Nature Materials, Vol.20, No.4, 468-+, 2021
Defect reconfiguration in a Ti-Al alloy via electroplasticity

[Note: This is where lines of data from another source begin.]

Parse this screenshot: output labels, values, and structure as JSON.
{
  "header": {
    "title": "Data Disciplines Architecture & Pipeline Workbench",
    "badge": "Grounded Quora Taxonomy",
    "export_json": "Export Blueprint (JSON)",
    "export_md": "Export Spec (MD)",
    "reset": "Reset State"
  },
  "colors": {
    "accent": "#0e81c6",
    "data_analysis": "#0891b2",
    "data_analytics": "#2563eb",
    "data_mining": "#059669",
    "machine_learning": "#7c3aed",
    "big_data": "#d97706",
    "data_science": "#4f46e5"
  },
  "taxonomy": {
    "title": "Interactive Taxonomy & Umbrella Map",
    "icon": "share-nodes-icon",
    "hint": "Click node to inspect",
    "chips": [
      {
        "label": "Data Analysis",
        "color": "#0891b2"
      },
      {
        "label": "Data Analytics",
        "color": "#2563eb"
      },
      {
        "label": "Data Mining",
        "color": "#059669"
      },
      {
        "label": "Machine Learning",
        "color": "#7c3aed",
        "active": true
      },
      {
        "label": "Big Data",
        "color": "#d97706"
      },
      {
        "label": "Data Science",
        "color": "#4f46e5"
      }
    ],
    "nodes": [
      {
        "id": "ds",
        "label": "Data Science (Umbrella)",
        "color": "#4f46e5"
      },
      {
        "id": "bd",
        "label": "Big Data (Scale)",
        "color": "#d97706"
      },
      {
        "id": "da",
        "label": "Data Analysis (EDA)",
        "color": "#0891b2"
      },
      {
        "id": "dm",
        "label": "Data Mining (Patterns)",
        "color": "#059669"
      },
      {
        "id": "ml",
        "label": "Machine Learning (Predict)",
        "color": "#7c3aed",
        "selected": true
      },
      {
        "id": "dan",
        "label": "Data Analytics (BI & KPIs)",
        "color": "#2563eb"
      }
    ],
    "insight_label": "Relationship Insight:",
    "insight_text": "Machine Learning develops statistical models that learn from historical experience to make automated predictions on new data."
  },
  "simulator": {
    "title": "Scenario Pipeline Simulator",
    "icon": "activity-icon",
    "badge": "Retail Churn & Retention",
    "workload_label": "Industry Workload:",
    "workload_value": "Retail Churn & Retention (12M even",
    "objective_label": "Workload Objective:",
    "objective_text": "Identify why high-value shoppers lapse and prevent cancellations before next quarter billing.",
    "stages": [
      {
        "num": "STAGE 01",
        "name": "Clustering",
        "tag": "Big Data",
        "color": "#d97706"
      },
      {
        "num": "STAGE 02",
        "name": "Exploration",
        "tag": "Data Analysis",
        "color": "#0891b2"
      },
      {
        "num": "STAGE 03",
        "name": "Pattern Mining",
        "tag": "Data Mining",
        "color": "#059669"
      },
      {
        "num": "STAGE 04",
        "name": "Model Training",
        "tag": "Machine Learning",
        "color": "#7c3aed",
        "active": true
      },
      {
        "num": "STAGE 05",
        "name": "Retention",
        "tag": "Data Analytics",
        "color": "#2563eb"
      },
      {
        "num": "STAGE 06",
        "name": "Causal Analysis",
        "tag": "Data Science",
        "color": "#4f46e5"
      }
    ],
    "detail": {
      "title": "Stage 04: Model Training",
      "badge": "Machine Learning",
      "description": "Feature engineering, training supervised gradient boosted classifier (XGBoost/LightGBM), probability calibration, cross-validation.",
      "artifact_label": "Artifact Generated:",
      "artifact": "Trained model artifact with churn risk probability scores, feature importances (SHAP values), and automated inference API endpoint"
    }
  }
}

It has been known for decades that the application of pulsed direct current can significantly enhance the formability of metals. However, the detailed mechanisms of this effect have been difficult to separate from simple Joule heating. Here, we study the electroplastic deformation of Ti-Al (7 at.% Al), an alloy that is uniquely suited for uncoupling this behaviour because, contrary to most metals, it has inherently lower ductility at higher temperature. We find that during mechanical deformation, electropulsing enhances cross-slip, producing a wavy dislocation morphology, and enhances twinning, which is similar to what occurs during cryogenic deformation. As a consequence, dislocations are prevented from localizing into planar slip bands that would lead to the early failure of the alloy under tension. Our results demonstrate that this macroscopic electroplastic behaviour originates from defect-level microstructural reconfiguration that cannot be rationalized by simple Joule heating.